She returned to politics this year when Coalition Avenir Quebec leader Francois Legault said that if elected, she would be able to create the kind of program she desired.

Blais is now leading a series of public hearings and other sessions to help change the government's policies to assist the 1.6 million caregivers in Quebec who need support.

Reaching the breaking point

Claire Webster spent years caring for her mother after she was diagnosed with Alzheimer's, and she found it very difficult.

"I had no idea what the disease was, no idea how it was going to progress, how to plan for this disease, and most importantly how it was going to impact my life," said Webster.

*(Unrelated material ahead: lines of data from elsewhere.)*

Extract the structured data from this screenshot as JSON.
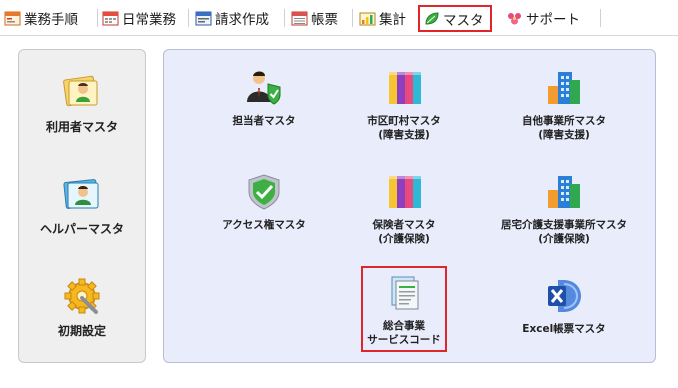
{
  "tabs": [
    {
      "label": "業務手順",
      "icon": "document-flow-icon"
    },
    {
      "label": "日常業務",
      "icon": "calendar-icon"
    },
    {
      "label": "請求作成",
      "icon": "invoice-icon"
    },
    {
      "label": "帳票",
      "icon": "report-icon"
    },
    {
      "label": "集計",
      "icon": "aggregate-icon"
    },
    {
      "label": "マスタ",
      "icon": "master-leaf-icon",
      "active": true
    },
    {
      "label": "サポート",
      "icon": "support-icon"
    }
  ],
  "left_panel": {
    "items": [
      {
        "label": "利用者マスタ",
        "icon": "user-card-icon"
      },
      {
        "label": "ヘルパーマスタ",
        "icon": "helper-card-icon"
      },
      {
        "label": "初期設定",
        "icon": "gear-wrench-icon"
      }
    ]
  },
  "right_panel": {
    "items": [
      {
        "line1": "担当者マスタ",
        "line2": "",
        "icon": "person-shield-icon"
      },
      {
        "line1": "市区町村マスタ",
        "line2": "(障害支援)",
        "icon": "color-books-icon"
      },
      {
        "line1": "自他事業所マスタ",
        "line2": "(障害支援)",
        "icon": "buildings-icon"
      },
      {
        "line1": "アクセス権マスタ",
        "line2": "",
        "icon": "shield-check-icon"
      },
      {
        "line1": "保険者マスタ",
        "line2": "(介護保険)",
        "icon": "color-books-icon"
      },
      {
        "line1": "居宅介護支援事業所マスタ",
        "line2": "(介護保険)",
        "icon": "buildings-icon"
      },
      {
        "line1": "総合事業",
        "line2": "サービスコード",
        "icon": "documents-stack-icon",
        "highlighted": true
      },
      {
        "line1": "Excel帳票マスタ",
        "line2": "",
        "icon": "excel-icon"
      }
    ]
  },
  "colors": {
    "highlight": "#e0262b",
    "panel_blue": "#e9ecfb",
    "panel_gray": "#efefef"
  }
}
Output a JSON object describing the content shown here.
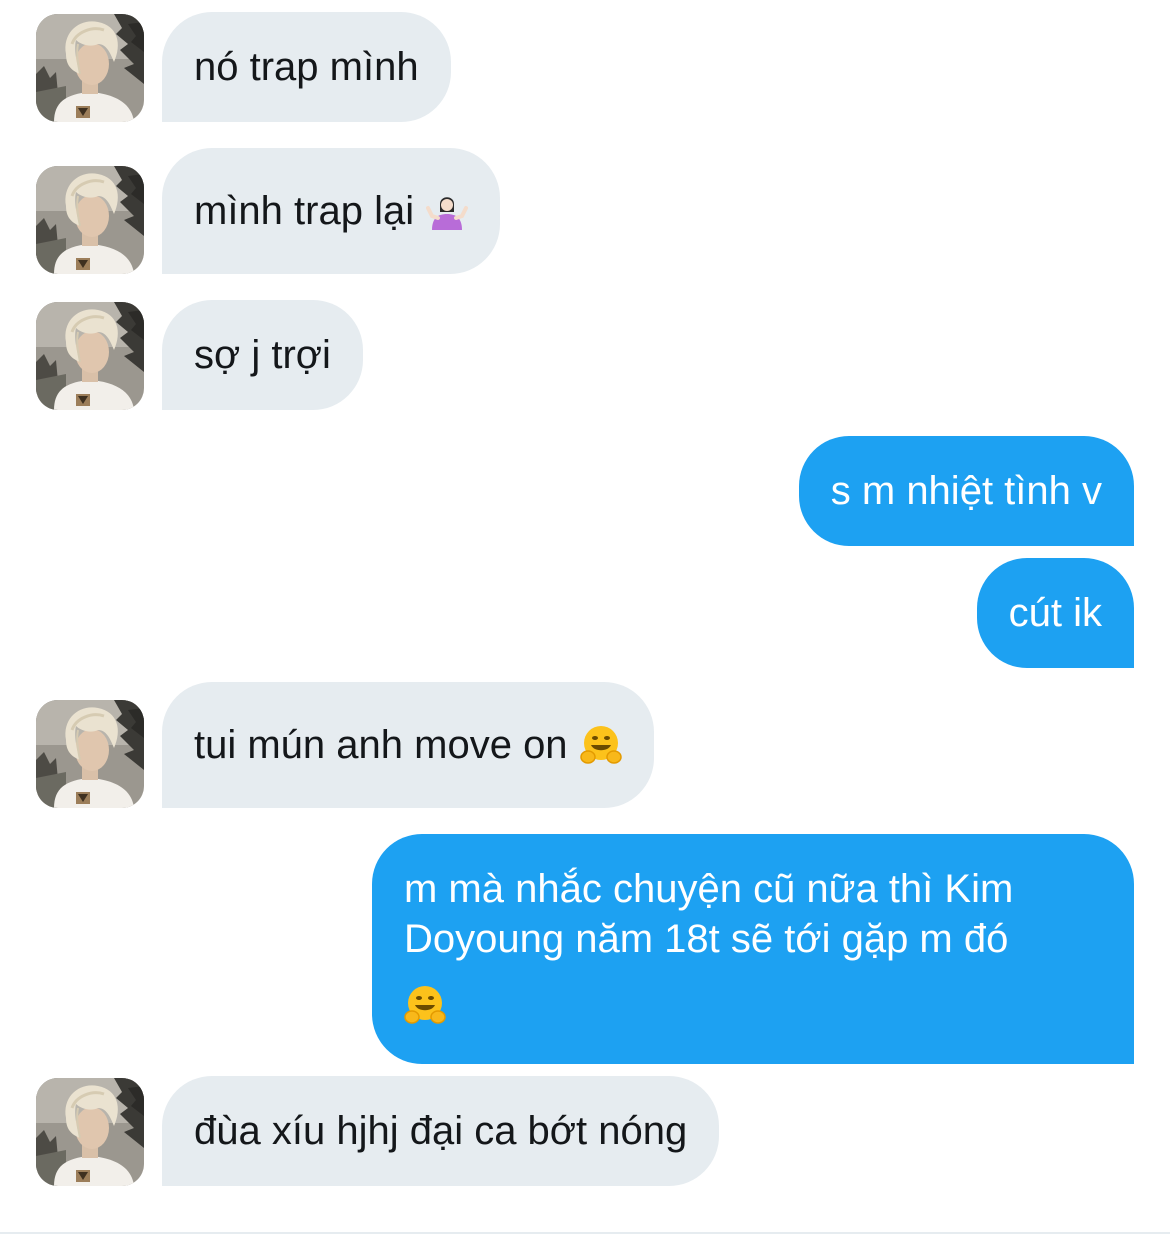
{
  "conversation": {
    "messages": [
      {
        "direction": "incoming",
        "text": "nó trap mình"
      },
      {
        "direction": "incoming",
        "text": "mình trap lại",
        "emoji": "person-shrugging-emoji"
      },
      {
        "direction": "incoming",
        "text": "sợ j trợi"
      },
      {
        "direction": "outgoing",
        "text": "s m nhiệt tình v"
      },
      {
        "direction": "outgoing",
        "text": "cút ik"
      },
      {
        "direction": "incoming",
        "text": "tui mún anh move on",
        "emoji": "hugging-face-emoji"
      },
      {
        "direction": "outgoing",
        "lines": [
          "m mà nhắc chuyện cũ nữa thì Kim",
          "Doyoung năm 18t sẽ tới gặp m đó"
        ],
        "emoji": "hugging-face-emoji"
      },
      {
        "direction": "incoming",
        "text": "đùa xíu hjhj đại ca bớt nóng"
      }
    ]
  },
  "colors": {
    "incoming_bubble": "#e6ecf0",
    "incoming_text": "#14171a",
    "outgoing_bubble": "#1da1f2",
    "outgoing_text": "#ffffff"
  }
}
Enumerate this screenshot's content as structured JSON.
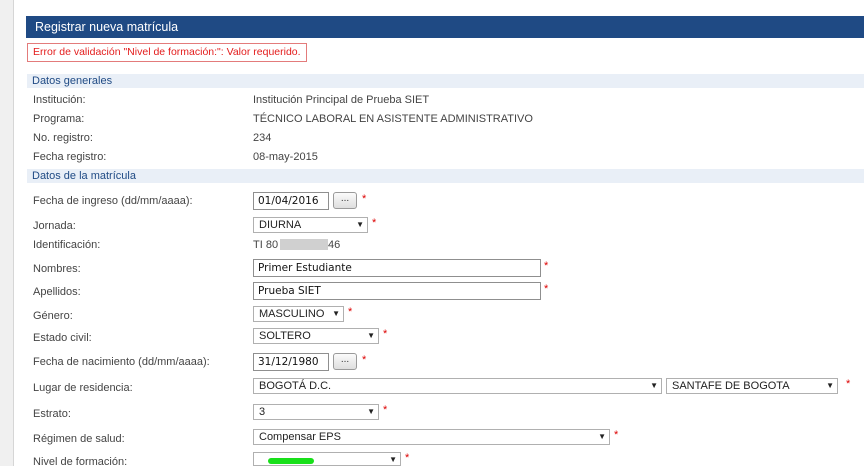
{
  "header": {
    "title": "Registrar nueva matrícula"
  },
  "error": {
    "message": "Error de validación \"Nivel de formación:\": Valor requerido."
  },
  "sections": {
    "general": "Datos generales",
    "enrollment": "Datos de la matrícula"
  },
  "general": {
    "institution_label": "Institución:",
    "institution_value": "Institución Principal de Prueba SIET",
    "program_label": "Programa:",
    "program_value": "TÉCNICO LABORAL EN ASISTENTE ADMINISTRATIVO",
    "registry_label": "No. registro:",
    "registry_value": "234",
    "registry_date_label": "Fecha registro:",
    "registry_date_value": "08-may-2015"
  },
  "form": {
    "entry_date_label": "Fecha de ingreso (dd/mm/aaaa):",
    "entry_date_value": "01/04/2016",
    "date_button": "...",
    "shift_label": "Jornada:",
    "shift_value": "DIURNA",
    "id_label": "Identificación:",
    "id_prefix": "TI 80",
    "id_suffix": "46",
    "names_label": "Nombres:",
    "names_value": "Primer Estudiante",
    "surnames_label": "Apellidos:",
    "surnames_value": "Prueba SIET",
    "gender_label": "Género:",
    "gender_value": "MASCULINO",
    "civil_label": "Estado civil:",
    "civil_value": "SOLTERO",
    "birth_label": "Fecha de nacimiento (dd/mm/aaaa):",
    "birth_value": "31/12/1980",
    "residence_label": "Lugar de residencia:",
    "residence_dept": "BOGOTÁ D.C.",
    "residence_city": "SANTAFE DE BOGOTA",
    "stratum_label": "Estrato:",
    "stratum_value": "3",
    "health_label": "Régimen de salud:",
    "health_value": "Compensar EPS",
    "level_label": "Nivel de formación:",
    "level_value": ""
  },
  "required_mark": "*",
  "dropdown_icon": "▼",
  "colors": {
    "header": "#1f4a84",
    "error": "#e31c1c",
    "required": "#dd0000",
    "highlight": "#18e01a"
  }
}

It ultimately drove her to a nervous breakdown.

"July of 2011, I sat in our driveway and I called my husband and I said I wanted to take my life because I couldn't keep those balls in the air anymore. The stress. The overwhelming sense of responsibility. All the decisions that had to be made," said Webster.

The Minister knows firsthand about reaching the breaking point, which is why she is creating a new policy.

"We need to have a medical plan for the caregiver, as well as we have a medical plan for the person who is sick. So if we see that the caregiver is getting sick, we're going to be able to help the caregiver. That's very, very important," said Blais.

While her ordeal is over, Webster is hopeful that other caregivers will have an easier time and will ask for help.

"The big challenge for caregivers is that we think we're superheroes. We think that we've invincible. we're doing everything possible wanting to take care our of loved one, but we're forgetting about ourselves," said Webster.

Blais hopes to have a new policy ironed out in the next few months and to begin implementing it in the spring.